Depression is the fourth most
important cause of disability worldwide – and is expected to
become the second most important by 2020.
Statistics suggest that as many as 1 in 3 of us might experience
depressive symptoms during our lifetime and women are twice as
likely to be affected as men. Depression is a major problem and
treating depression a major drain on medical resources.
Now, new studies in the southwest of England are looking into
different approaches to the treatment of depression –
approaches that may have a significant impact on this debilitating
Bringing together expertise in Psychiatry, Exercise Psychology,
Health Economics and Primary Care, a collaboration of the
University of Bristol, the University of Exeter and the Peninsula
Medical School will conduct one of the largest studies in the

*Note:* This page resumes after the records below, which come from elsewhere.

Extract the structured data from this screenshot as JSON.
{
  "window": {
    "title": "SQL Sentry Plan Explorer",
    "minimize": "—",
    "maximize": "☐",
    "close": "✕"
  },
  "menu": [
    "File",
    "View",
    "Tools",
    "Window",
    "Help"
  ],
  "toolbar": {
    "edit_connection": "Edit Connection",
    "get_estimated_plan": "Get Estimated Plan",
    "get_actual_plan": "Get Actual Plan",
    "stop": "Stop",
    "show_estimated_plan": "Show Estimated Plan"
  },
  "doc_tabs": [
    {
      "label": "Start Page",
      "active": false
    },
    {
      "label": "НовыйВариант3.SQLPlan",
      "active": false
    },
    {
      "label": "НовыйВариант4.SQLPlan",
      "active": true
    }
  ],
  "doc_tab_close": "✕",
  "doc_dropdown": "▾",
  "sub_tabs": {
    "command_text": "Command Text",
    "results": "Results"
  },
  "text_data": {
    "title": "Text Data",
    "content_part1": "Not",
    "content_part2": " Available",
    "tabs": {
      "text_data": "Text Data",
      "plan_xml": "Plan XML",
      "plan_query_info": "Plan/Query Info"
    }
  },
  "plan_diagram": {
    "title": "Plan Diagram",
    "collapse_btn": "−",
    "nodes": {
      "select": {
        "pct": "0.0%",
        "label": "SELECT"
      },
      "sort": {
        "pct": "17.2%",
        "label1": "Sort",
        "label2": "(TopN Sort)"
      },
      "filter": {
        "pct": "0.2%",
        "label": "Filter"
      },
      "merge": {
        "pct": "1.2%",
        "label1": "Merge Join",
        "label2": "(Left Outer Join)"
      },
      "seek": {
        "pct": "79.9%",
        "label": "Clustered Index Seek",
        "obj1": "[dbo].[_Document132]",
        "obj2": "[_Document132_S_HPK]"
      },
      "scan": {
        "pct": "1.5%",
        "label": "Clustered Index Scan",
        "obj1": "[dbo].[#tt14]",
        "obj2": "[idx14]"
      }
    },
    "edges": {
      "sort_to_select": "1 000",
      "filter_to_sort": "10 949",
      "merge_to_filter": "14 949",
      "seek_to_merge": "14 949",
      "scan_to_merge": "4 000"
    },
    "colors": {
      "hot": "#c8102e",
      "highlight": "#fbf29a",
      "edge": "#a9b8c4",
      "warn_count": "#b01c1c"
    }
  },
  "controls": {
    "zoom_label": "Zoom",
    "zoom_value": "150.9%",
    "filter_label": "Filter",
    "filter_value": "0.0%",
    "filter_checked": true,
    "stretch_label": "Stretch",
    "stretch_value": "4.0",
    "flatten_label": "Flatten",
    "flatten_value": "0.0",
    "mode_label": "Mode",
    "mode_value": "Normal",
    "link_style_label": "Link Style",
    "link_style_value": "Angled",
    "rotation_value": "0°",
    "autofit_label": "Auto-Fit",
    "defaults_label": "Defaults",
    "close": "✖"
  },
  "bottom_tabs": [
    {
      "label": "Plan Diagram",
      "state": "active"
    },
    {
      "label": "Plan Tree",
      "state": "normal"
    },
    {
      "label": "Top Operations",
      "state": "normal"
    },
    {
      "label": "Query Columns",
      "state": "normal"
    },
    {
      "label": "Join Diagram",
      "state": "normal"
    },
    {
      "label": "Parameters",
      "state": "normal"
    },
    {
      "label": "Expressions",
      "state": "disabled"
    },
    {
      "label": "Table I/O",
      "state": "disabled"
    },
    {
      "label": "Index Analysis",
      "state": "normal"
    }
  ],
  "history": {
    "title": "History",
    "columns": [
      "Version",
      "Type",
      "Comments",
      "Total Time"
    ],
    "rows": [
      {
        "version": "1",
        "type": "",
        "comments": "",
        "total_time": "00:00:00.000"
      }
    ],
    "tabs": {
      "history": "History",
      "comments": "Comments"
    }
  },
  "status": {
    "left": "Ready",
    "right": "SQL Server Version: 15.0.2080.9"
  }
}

world, into the use of exercise as a treatment for depression.
Meanwhile, a parallel study at the University of Bristol will
examine patient DNA believing that this may hold the key to more
accurate drug prescription – matching patients to their
medication according to their own genetic make-up.
In the UK alone, depression costs the Health Service some
£80 million a year in antidepressant prescriptions. The
benefits of exercise and more accurately targeted medication could
make a considerable contribution to the treatment of depression
throughout the world.